You know, my dad only did that one tour for the State Department. My parents loved living in Beirut, but I was only two when I came home to the United States, so I don't have a lot of visceral memory of what that was like. I was born there in '55, and in the mid-'50s, it was the "Paris of the Middle East" — ski in the mountains and swim in the ocean the same day. It was very cosmopolitan. All the Paris dress designers had shops in Beirut. My mother wanted to stay there, because she was in heaven. My older sisters went to school in a French-speaking school and learned some Arabic. I wasn't particularly talkative in those years.

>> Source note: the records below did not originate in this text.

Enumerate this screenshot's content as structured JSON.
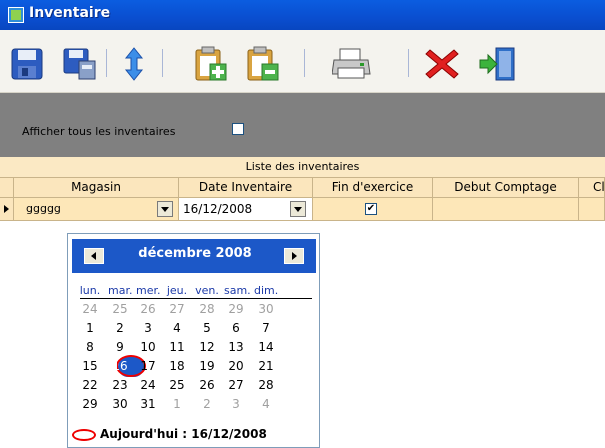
{
  "window": {
    "title": "Inventaire"
  },
  "toolbar": {
    "buttons": [
      {
        "name": "save-icon"
      },
      {
        "name": "save-close-icon"
      },
      {
        "name": "sort-icon"
      },
      {
        "name": "clipboard-add-icon"
      },
      {
        "name": "clipboard-edit-icon"
      },
      {
        "name": "print-icon"
      },
      {
        "name": "delete-icon"
      },
      {
        "name": "exit-icon"
      }
    ]
  },
  "filter": {
    "label": "Afficher tous les inventaires",
    "checked": false
  },
  "grid": {
    "caption": "Liste des inventaires",
    "columns": [
      "Magasin",
      "Date Inventaire",
      "Fin d'exercice",
      "Debut Comptage",
      "Cl"
    ],
    "row": {
      "magasin": "ggggg",
      "date": "16/12/2008",
      "fin_exercice": "✔",
      "debut_comptage": ""
    }
  },
  "calendar": {
    "month": "décembre 2008",
    "weekdays": [
      "lun.",
      "mar.",
      "mer.",
      "jeu.",
      "ven.",
      "sam.",
      "dim."
    ],
    "weeks": [
      [
        "24",
        "25",
        "26",
        "27",
        "28",
        "29",
        "30"
      ],
      [
        "1",
        "2",
        "3",
        "4",
        "5",
        "6",
        "7"
      ],
      [
        "8",
        "9",
        "10",
        "11",
        "12",
        "13",
        "14"
      ],
      [
        "15",
        "16",
        "17",
        "18",
        "19",
        "20",
        "21"
      ],
      [
        "22",
        "23",
        "24",
        "25",
        "26",
        "27",
        "28"
      ],
      [
        "29",
        "30",
        "31",
        "1",
        "2",
        "3",
        "4"
      ]
    ],
    "selected_day": "16",
    "today_label": "Aujourd'hui : 16/12/2008"
  },
  "colors": {
    "titlebar": "#0a4ed0",
    "grid_header": "#fbe6bd",
    "calendar_header": "#1c58c8",
    "today_ring": "#e00000"
  }
}
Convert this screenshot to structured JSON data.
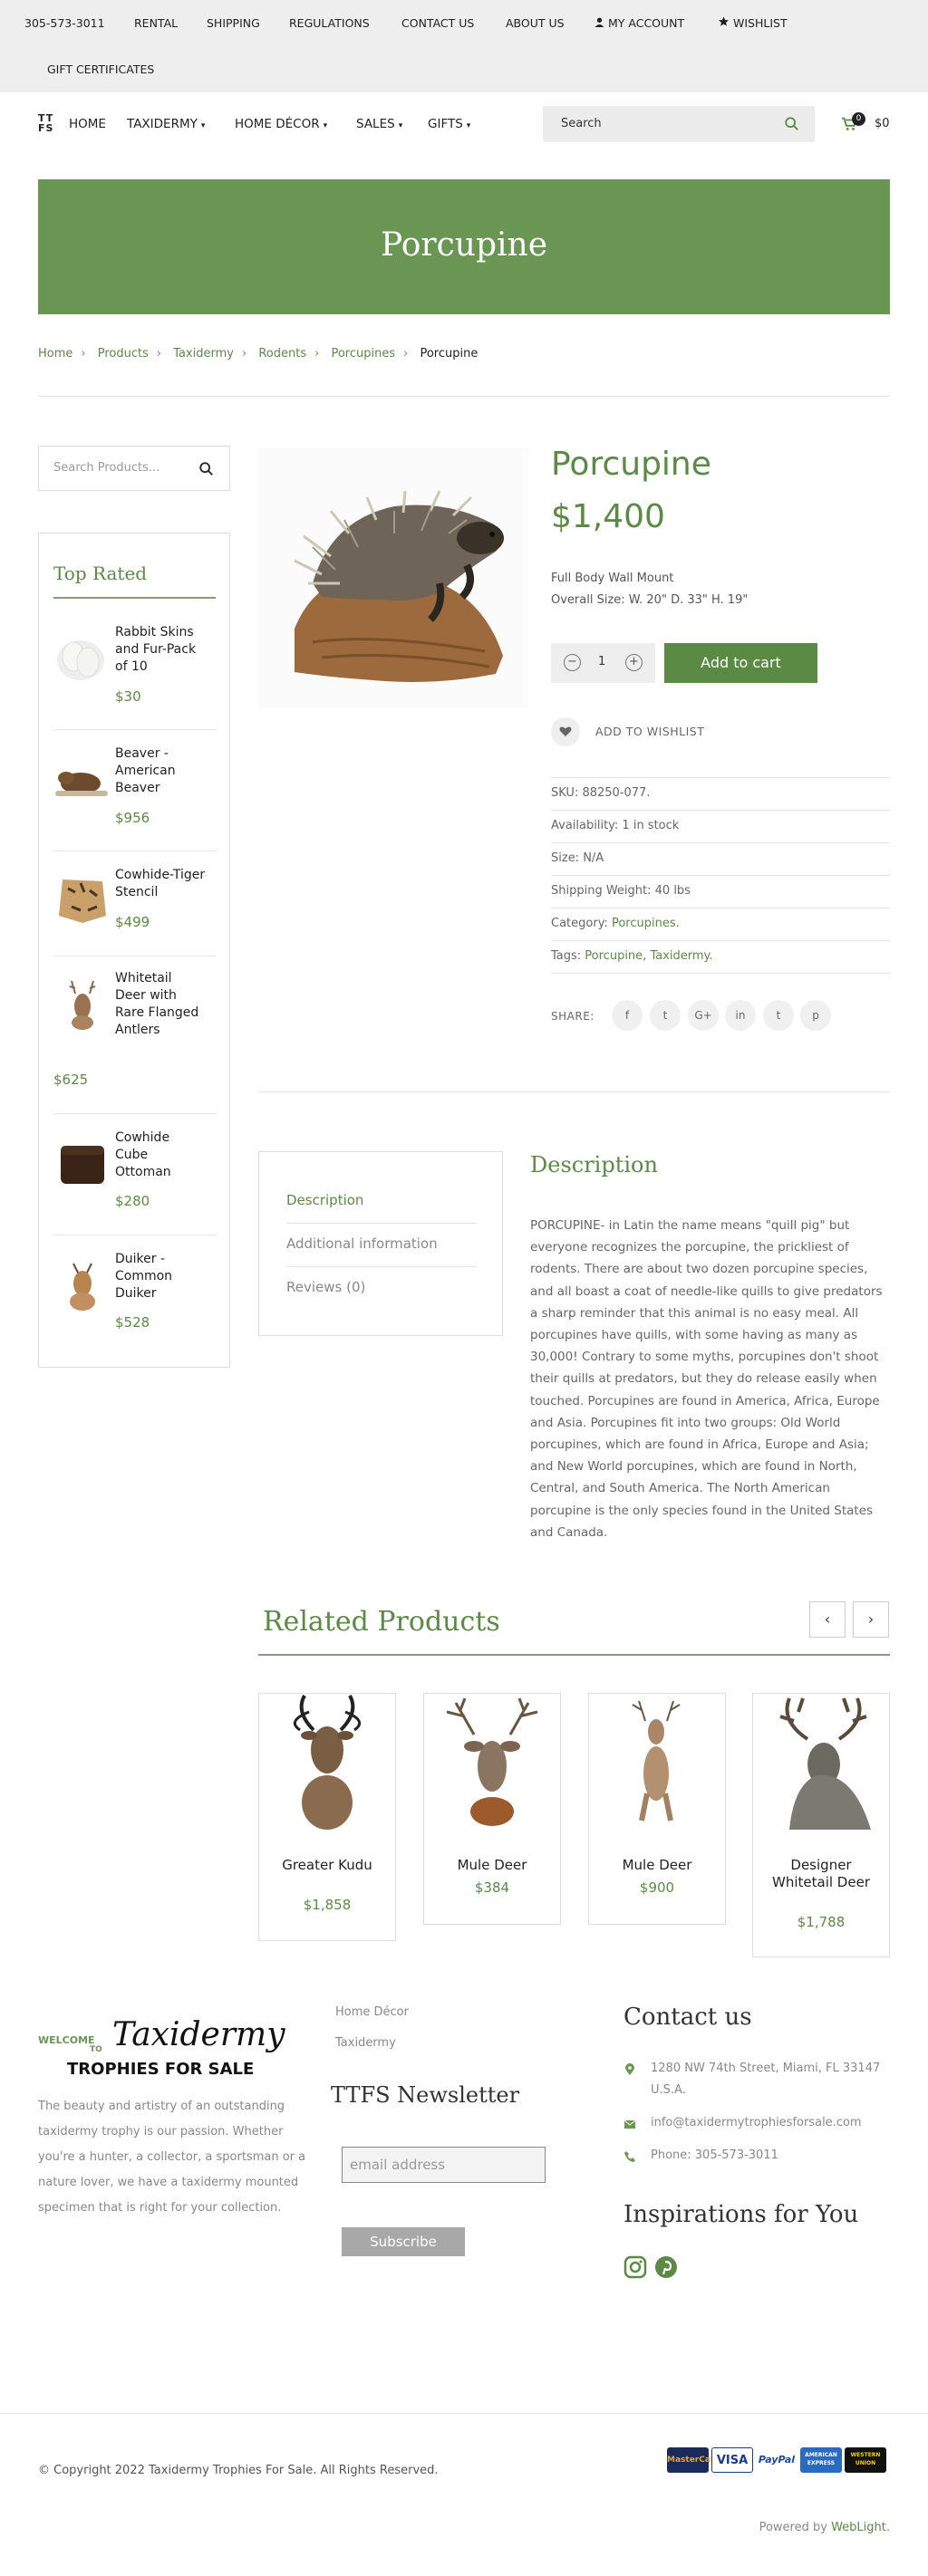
{
  "topbar": {
    "phone": "305-573-3011",
    "links": [
      "RENTAL",
      "SHIPPING",
      "REGULATIONS",
      "CONTACT US",
      "ABOUT US"
    ],
    "my_account": "MY ACCOUNT",
    "wishlist": "WISHLIST",
    "gift_certificates": "GIFT CERTIFICATES"
  },
  "header": {
    "logo_top": "TT",
    "logo_bottom": "FS",
    "nav": [
      {
        "label": "HOME",
        "dropdown": false
      },
      {
        "label": "TAXIDERMY",
        "dropdown": true
      },
      {
        "label": "HOME DÉCOR",
        "dropdown": true
      },
      {
        "label": "SALES",
        "dropdown": true
      },
      {
        "label": "GIFTS",
        "dropdown": true
      }
    ],
    "search_placeholder": "Search",
    "cart_count": "0",
    "cart_total": "$0"
  },
  "banner": {
    "title": "Porcupine"
  },
  "breadcrumb": [
    "Home",
    "Products",
    "Taxidermy",
    "Rodents",
    "Porcupines",
    "Porcupine"
  ],
  "sidebar": {
    "search_placeholder": "Search Products...",
    "top_rated_title": "Top Rated",
    "items": [
      {
        "name": "Rabbit Skins and Fur-Pack of 10",
        "price": "$30"
      },
      {
        "name": "Beaver - American Beaver",
        "price": "$956"
      },
      {
        "name": "Cowhide-Tiger Stencil",
        "price": "$499"
      },
      {
        "name": "Whitetail Deer with Rare Flanged Antlers",
        "price": "$625"
      },
      {
        "name": "Cowhide Cube Ottoman",
        "price": "$280"
      },
      {
        "name": "Duiker - Common Duiker",
        "price": "$528"
      }
    ]
  },
  "product": {
    "title": "Porcupine",
    "price": "$1,400",
    "short_desc_1": "Full Body Wall Mount",
    "short_desc_2": "Overall Size: W. 20\" D. 33\" H. 19\"",
    "quantity": "1",
    "add_to_cart": "Add to cart",
    "add_to_wishlist": "ADD TO WISHLIST",
    "sku": "SKU: 88250-077.",
    "availability": "Availability: 1 in stock",
    "size": "Size: N/A",
    "shipping_weight": "Shipping Weight: 40 lbs",
    "category_label": "Category: ",
    "category": "Porcupines.",
    "tags_label": "Tags: ",
    "tag_1": "Porcupine",
    "tag_2": "Taxidermy.",
    "share": "SHARE:",
    "social": [
      "f",
      "t",
      "G+",
      "in",
      "t",
      "p"
    ]
  },
  "tabs": {
    "items": [
      "Description",
      "Additional information",
      "Reviews (0)"
    ],
    "description_title": "Description",
    "description_text": "PORCUPINE- in Latin the name means \"quill pig\" but everyone recognizes the porcupine, the prickliest of rodents. There are about two dozen porcupine species, and all boast a coat of needle-like quills to give predators a sharp reminder that this animal is no easy meal. All porcupines have quills, with some having as many as 30,000! Contrary to some myths, porcupines don't shoot their quills at predators, but they do release easily when touched. Porcupines are found in America, Africa, Europe and Asia. Porcupines fit into two groups: Old World porcupines, which are found in Africa, Europe and Asia; and New World porcupines, which are found in North, Central, and South America. The North American porcupine is the only species found in the United States and Canada."
  },
  "related": {
    "title": "Related Products",
    "items": [
      {
        "name": "Greater Kudu",
        "price": "$1,858"
      },
      {
        "name": "Mule Deer",
        "price": "$384"
      },
      {
        "name": "Mule Deer",
        "price": "$900"
      },
      {
        "name": "Designer Whitetail Deer",
        "price": "$1,788"
      }
    ]
  },
  "footer": {
    "logo_welcome": "WELCOME",
    "logo_to": "TO",
    "logo_main": "Taxidermy",
    "logo_sub": "TROPHIES FOR SALE",
    "about": "The beauty and artistry of an outstanding taxidermy trophy is our passion. Whether you're a hunter, a collector, a sportsman or a nature lover, we have a taxidermy mounted specimen that is right for your collection.",
    "links": [
      "Home Décor",
      "Taxidermy"
    ],
    "newsletter_title": "TTFS Newsletter",
    "email_placeholder": "email address",
    "subscribe": "Subscribe",
    "contact_title": "Contact us",
    "address": "1280 NW 74th Street, Miami, FL 33147 U.S.A.",
    "email": "info@taxidermytrophiesforsale.com",
    "phone": "Phone: 305-573-3011",
    "inspirations_title": "Inspirations for You",
    "copyright": "© Copyright 2022 Taxidermy Trophies For Sale. All Rights Reserved.",
    "payments": [
      "MasterCard",
      "VISA",
      "PayPal",
      "AMERICAN EXPRESS",
      "WESTERN UNION"
    ],
    "powered_by": "Powered by ",
    "powered_link": "WebLight."
  },
  "colors": {
    "brand_green": "#5b8a44",
    "banner_green": "#6a9654"
  }
}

My dad had a diplomatic sensibility, but he went in a different direction. He was in Nelson Rockefeller's cabinet in the Department of Transportation for the State of New York. He had some banking gigs. He was unemployed for a while, kind of scrapping around, and then he figured it out again later. He was one of those World War II-generation guys — very smart, well educated, good athlete. He went to Harvard when he was sixteen and World War II when he was eighteen. Yeah, he was an underachiever.